Source records
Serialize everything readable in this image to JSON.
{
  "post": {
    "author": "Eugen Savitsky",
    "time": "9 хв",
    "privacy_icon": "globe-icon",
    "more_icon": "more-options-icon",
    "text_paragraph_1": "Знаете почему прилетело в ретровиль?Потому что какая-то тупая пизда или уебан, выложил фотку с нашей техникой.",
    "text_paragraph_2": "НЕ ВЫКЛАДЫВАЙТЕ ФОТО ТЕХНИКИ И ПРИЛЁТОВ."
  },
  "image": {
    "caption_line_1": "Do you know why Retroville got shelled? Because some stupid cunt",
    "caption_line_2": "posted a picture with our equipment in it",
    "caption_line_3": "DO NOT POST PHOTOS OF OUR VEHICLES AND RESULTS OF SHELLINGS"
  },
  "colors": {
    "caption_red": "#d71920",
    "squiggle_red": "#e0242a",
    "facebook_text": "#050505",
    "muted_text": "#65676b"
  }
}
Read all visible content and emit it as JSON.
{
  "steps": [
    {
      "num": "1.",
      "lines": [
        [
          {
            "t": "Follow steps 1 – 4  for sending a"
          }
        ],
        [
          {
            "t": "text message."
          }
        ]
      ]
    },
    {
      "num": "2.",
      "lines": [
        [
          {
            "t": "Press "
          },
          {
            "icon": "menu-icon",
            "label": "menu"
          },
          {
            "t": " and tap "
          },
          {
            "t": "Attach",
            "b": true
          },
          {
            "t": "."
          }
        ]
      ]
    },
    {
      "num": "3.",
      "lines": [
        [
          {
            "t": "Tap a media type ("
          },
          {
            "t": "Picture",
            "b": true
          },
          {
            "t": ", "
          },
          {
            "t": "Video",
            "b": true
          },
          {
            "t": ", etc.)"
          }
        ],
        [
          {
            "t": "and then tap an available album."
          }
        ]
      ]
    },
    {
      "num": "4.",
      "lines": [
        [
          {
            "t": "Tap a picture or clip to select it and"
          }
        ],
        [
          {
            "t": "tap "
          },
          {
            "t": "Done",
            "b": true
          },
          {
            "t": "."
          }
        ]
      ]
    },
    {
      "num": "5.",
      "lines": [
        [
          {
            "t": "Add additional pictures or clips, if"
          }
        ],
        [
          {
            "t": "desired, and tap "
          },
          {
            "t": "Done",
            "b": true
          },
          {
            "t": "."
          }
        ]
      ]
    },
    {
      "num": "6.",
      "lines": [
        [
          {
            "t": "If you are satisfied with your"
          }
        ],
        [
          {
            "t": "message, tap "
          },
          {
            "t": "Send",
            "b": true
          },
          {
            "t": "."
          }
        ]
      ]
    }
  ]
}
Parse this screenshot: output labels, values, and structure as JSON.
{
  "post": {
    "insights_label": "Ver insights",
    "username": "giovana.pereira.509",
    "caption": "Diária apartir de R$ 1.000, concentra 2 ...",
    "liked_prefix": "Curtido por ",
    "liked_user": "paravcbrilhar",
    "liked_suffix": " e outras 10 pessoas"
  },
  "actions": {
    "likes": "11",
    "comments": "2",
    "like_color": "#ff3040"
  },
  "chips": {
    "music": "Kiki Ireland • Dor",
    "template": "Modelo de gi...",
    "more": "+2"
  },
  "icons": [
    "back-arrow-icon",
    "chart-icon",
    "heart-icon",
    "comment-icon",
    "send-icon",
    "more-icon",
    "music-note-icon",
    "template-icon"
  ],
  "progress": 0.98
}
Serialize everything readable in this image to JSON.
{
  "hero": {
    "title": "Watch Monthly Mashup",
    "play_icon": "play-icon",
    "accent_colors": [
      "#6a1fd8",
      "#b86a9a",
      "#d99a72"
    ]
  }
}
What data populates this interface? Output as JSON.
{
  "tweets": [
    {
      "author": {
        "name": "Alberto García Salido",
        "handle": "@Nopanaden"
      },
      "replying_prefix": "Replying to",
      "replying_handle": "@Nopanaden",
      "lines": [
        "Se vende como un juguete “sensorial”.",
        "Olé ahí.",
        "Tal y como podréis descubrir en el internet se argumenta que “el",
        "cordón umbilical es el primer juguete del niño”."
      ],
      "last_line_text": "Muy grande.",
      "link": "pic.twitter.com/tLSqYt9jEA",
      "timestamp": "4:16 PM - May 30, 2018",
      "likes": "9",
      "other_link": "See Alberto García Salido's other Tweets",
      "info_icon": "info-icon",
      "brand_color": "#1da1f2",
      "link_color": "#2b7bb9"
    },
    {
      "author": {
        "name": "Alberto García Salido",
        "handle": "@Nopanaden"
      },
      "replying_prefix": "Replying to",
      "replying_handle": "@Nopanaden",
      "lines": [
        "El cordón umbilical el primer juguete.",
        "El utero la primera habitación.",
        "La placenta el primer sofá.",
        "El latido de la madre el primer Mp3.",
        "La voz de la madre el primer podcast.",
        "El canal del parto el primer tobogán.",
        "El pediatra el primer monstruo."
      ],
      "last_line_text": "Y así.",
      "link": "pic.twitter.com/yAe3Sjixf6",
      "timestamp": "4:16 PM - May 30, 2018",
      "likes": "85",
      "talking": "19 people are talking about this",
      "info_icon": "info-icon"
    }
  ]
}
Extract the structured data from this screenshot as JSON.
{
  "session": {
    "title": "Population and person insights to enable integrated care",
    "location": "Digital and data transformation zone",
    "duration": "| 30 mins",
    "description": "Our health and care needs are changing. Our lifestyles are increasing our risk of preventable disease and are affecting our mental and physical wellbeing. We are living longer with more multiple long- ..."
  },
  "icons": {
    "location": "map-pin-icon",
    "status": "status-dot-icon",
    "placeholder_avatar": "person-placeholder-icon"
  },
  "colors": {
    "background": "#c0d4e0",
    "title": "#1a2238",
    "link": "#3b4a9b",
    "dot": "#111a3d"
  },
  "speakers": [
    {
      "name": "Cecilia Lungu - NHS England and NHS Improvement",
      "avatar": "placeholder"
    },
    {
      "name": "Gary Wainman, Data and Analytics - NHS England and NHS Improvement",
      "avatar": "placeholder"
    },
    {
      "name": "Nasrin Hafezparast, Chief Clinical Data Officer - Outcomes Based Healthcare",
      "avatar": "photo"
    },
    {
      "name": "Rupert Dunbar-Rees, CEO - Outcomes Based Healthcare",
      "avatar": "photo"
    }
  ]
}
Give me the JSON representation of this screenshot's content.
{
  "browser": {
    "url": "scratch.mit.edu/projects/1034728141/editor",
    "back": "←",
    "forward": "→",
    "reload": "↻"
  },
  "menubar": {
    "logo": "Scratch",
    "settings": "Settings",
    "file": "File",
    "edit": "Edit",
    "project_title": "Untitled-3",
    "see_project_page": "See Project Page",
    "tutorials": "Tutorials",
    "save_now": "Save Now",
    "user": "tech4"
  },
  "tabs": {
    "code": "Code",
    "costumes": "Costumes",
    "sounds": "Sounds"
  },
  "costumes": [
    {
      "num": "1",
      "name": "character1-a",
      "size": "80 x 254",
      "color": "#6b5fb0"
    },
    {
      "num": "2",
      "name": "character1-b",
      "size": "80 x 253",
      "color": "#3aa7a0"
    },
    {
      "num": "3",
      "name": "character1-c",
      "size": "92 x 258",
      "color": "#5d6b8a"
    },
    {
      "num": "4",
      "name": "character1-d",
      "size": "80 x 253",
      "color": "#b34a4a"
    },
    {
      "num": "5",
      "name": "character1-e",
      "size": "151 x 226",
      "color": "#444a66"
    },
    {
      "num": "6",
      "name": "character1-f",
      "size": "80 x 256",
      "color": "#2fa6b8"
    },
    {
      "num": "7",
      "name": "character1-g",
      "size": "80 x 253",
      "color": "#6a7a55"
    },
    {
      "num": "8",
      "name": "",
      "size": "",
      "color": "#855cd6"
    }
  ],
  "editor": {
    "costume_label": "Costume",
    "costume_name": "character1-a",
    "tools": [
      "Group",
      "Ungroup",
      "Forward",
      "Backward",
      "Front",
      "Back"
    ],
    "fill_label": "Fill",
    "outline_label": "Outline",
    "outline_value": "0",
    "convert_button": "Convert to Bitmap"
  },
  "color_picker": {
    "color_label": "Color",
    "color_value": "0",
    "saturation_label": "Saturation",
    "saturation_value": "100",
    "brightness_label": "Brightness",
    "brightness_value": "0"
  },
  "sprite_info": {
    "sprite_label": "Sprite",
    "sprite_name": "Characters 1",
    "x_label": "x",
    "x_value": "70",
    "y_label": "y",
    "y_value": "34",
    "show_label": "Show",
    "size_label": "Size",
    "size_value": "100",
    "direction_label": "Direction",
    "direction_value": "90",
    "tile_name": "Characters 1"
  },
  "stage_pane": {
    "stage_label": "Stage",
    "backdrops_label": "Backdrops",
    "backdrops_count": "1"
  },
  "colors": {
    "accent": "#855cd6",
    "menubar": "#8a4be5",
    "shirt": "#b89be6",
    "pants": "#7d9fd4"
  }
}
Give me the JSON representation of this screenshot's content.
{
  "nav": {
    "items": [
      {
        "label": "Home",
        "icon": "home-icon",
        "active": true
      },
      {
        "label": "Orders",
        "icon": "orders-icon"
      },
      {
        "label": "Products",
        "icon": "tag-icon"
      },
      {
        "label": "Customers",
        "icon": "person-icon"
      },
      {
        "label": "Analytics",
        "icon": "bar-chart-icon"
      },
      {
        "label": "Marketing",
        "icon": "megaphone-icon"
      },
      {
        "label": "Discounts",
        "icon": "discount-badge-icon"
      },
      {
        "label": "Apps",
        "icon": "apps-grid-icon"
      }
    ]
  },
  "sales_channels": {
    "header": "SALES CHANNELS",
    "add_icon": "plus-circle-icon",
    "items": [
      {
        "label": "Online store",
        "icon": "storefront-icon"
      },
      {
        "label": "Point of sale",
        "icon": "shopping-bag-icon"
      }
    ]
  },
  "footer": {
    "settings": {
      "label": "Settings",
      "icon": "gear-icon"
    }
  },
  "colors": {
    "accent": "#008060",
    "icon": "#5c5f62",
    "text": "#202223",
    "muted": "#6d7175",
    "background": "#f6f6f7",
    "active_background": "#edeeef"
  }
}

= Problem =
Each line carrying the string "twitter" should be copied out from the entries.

= Task answer =
      "link": "pic.twitter.com/tLSqYt9jEA",
      "link": "pic.twitter.com/yAe3Sjixf6",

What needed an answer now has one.